By Hannah Torregoza
Reelectionist Senator Grace Poe on Wednesday confirmed that the Senate committee on public services would start a Senate inquiry on the water crisis gripping some parts of the country and several farming communities in the provinces.
Poe, chair of the Senate public services panel, said the hearing is scheduled on Tuesday, March 19 at the Senate session hall at 10 a.m.
“We will call for the hearing as part of the committee’s oversight functions over the country’s utilities,” Poe said in a statement.
“What we are seeing now is not normal and something that our households and farmers do not deserve,” the senator said.
Poe said the committee will invite all concerned government agencies, heads of water concessionaires, regulators and other concerned stakeholders to discuss the crisis and come up with solutions to ease the impact of the supply shortage.
The lawmaker stressed it is important for the officials to attend the hearing, “so that together, we can come up with immediate short-and long-term solutions to avert the current water crisis.”
Poe said there is also a need to hear the current mitigating measures to be implemented by government agencies especially for the agricultural sector.
“We also need to hear the current mitigating measures planned by the agencies, such as the Department of Agriculture, given the importance of our agricultural sector to the economy,” Poe added.
Poe earlier expressed alarm over the water crisis facing the country as the summer season begins and with the onslaught of El Nino.
According to Poe, the government should be more proactive in addressing the problem by adopting a radical approach in tackling existing problems or shortcomings in the water supply system.
She also reiterated the need to rationalize the economic as well as administrative regulation of water utilities through an independent, quasi-judicial body.
Earlier in the day, Senate President Vicente Sotto III said he would ask the appropriate committees to immediately start an investigation into the water shortage problem.

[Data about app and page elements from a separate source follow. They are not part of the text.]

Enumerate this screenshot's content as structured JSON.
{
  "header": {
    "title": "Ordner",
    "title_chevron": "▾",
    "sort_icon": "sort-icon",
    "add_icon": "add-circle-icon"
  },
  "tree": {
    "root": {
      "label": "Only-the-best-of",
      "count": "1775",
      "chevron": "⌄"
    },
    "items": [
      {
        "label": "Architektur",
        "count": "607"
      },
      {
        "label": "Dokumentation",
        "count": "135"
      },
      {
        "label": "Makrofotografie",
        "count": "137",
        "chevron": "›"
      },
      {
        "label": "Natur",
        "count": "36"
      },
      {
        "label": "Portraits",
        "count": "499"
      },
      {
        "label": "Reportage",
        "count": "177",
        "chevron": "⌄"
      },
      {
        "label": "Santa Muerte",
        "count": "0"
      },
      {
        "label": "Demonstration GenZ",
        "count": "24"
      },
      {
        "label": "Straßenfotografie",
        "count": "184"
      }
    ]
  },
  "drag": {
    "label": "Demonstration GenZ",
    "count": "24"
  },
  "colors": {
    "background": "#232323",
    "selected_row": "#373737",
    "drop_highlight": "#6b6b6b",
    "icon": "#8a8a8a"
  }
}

Sotto said the conflicting statements of government agencies and water concessionaires on the perceived water shortage are confusing the water consumers and the public.